Years past, the Dayrits manage to have Masses in the chapel by the priest from far stations and even by non-Catholic priests. To stop the problems, Fr.Aquilino Ordoñez, the Angeles Parish Priest, brokered negotiations with the Dayrits and then San Fernando Archbishop Oscar V. Cruz. He thought that the best solution was for the family to sell the chapel to the Church so it may attain canonical recognition. Talks failed and no agreement was reached.

       Even after the sensational Supreme Court case, the issue about the second image refused to die. Rumors spread that the image right after the court finalized its decision in 1929 was sent to Paete, Laguna. Most of the town people believe that neither the image in the Parish Church nor the image on the altar of the Dayrits-owned sanctuario is the original Apu.

       The original image was believed had been snatched by Navarro and company way back in 1928. The only picture that will lead us back to the original image is a pre-1928 crude print of the Apu that was taken from the old house of Recamadero, Eriberto Navarro. A story about the Apu’s miraculous power says that six men refused to carry it because they couldn’t even move it. But Eriberto could carry the image by himself. The office of Recamadero was turned over to his nephew San Julian who managed the office until his death in the late 1970s.

        One of the Dayrits’ privy claimed he had seen the original image in an underground room in the late 1960s. There were also rumors that the original image was sold away to the United States by one of the Dayrit daughters.

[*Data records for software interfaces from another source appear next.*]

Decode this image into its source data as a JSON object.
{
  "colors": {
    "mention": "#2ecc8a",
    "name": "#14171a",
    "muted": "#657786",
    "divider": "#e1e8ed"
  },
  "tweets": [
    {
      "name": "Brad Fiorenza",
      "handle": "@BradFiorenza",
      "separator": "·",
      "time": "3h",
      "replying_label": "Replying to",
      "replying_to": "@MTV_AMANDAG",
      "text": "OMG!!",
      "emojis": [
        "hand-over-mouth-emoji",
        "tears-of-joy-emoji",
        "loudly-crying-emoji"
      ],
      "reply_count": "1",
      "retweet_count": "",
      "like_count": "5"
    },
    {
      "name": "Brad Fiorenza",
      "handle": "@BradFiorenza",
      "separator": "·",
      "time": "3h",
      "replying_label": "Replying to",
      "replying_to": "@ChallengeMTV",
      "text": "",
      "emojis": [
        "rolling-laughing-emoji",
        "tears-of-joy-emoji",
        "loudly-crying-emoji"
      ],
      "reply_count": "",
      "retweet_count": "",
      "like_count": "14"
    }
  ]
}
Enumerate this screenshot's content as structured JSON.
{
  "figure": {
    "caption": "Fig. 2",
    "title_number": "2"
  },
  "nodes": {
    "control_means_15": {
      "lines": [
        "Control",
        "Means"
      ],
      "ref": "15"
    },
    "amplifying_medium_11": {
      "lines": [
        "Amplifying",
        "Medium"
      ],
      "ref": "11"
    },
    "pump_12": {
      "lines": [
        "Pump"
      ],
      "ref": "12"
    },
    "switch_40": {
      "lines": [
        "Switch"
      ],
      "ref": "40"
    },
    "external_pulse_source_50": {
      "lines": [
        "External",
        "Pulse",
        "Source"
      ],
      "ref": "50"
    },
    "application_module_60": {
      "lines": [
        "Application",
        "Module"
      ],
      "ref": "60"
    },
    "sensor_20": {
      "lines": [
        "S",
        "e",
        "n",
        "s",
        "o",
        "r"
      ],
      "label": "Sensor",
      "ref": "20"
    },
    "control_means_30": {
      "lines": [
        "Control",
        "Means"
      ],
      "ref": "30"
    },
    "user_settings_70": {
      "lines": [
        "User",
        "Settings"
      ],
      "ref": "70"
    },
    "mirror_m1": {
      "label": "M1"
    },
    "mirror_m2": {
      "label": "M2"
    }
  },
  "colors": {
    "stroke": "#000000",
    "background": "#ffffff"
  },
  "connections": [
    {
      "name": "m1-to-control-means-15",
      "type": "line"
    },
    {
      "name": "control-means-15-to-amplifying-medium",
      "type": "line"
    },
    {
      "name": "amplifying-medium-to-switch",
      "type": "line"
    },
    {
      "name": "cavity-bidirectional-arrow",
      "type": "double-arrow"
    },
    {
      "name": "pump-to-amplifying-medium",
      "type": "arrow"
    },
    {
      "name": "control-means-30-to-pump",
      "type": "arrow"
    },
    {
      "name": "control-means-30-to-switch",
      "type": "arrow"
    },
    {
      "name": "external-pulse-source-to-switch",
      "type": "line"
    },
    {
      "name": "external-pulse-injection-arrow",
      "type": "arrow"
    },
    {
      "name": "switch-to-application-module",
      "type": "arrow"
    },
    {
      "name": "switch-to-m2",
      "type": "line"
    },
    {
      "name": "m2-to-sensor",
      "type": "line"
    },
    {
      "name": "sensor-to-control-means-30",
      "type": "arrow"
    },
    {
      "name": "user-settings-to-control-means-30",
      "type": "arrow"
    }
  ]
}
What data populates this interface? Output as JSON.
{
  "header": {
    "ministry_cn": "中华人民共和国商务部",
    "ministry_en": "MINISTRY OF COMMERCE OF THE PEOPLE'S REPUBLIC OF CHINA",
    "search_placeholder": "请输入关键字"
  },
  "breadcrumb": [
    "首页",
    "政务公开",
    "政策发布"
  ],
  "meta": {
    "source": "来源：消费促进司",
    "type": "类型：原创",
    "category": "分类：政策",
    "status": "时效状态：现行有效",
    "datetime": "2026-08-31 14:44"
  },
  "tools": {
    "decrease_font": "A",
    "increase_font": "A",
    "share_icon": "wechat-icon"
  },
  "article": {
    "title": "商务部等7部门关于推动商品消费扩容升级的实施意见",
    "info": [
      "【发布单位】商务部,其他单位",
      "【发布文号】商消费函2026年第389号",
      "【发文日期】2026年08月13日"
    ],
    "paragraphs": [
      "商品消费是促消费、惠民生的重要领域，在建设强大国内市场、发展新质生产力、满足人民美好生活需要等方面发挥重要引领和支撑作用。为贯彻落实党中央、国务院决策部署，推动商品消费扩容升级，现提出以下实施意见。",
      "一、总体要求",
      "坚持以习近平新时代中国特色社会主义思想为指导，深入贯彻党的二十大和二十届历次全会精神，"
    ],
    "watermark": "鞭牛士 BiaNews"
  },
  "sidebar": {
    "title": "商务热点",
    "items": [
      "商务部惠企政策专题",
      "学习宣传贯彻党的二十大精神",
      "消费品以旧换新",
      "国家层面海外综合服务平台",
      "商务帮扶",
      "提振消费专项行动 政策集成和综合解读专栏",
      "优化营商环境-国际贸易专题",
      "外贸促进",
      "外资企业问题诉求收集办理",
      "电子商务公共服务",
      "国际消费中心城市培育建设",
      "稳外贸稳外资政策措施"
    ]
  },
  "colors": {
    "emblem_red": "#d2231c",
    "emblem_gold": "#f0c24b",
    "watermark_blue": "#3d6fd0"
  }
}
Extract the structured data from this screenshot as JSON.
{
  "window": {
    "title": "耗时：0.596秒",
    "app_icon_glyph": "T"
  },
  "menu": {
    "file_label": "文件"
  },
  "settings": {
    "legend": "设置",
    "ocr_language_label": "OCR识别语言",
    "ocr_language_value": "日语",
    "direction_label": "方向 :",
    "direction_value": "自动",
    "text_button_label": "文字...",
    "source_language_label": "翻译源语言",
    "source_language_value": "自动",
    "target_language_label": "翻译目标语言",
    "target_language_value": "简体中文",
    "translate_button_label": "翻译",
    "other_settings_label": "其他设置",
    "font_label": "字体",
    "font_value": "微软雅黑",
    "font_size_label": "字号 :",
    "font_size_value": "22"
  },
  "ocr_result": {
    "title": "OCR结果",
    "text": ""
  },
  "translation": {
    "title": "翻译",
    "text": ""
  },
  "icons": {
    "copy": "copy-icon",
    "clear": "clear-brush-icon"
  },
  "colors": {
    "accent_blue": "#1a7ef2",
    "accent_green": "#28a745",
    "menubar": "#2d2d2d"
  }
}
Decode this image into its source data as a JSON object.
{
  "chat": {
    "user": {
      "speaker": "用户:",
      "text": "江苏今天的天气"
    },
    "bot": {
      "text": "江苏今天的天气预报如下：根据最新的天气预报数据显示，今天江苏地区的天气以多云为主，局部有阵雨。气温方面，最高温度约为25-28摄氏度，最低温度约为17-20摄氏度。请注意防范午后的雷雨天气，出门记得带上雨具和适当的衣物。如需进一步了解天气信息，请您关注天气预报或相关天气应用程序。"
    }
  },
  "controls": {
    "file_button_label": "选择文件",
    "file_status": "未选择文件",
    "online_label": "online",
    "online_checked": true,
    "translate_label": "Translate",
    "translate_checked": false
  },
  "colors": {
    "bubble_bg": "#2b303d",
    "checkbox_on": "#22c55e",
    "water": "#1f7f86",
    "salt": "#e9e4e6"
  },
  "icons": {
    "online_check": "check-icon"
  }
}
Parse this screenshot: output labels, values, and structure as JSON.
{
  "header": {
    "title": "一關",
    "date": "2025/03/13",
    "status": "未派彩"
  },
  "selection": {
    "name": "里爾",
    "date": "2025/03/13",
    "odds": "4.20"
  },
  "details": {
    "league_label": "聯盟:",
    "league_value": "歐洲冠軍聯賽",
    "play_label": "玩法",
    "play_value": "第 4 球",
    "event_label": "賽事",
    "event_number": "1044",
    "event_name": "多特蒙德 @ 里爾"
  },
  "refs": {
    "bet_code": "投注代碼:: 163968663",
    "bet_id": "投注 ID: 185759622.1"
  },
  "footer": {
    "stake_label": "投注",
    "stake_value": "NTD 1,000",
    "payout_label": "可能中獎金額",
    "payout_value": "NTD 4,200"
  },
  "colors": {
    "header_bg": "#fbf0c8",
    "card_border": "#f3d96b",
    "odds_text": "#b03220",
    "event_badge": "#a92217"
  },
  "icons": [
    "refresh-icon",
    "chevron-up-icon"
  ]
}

       Apu nowadays is known as local Quiapo because most people go to Apu, not to pray but to buy a variety of products in cheap price.  There are also bunch of pickpockets and snatchers in Apu. It has evolved from a miraculous shrine into a shopping Mecca of sorts.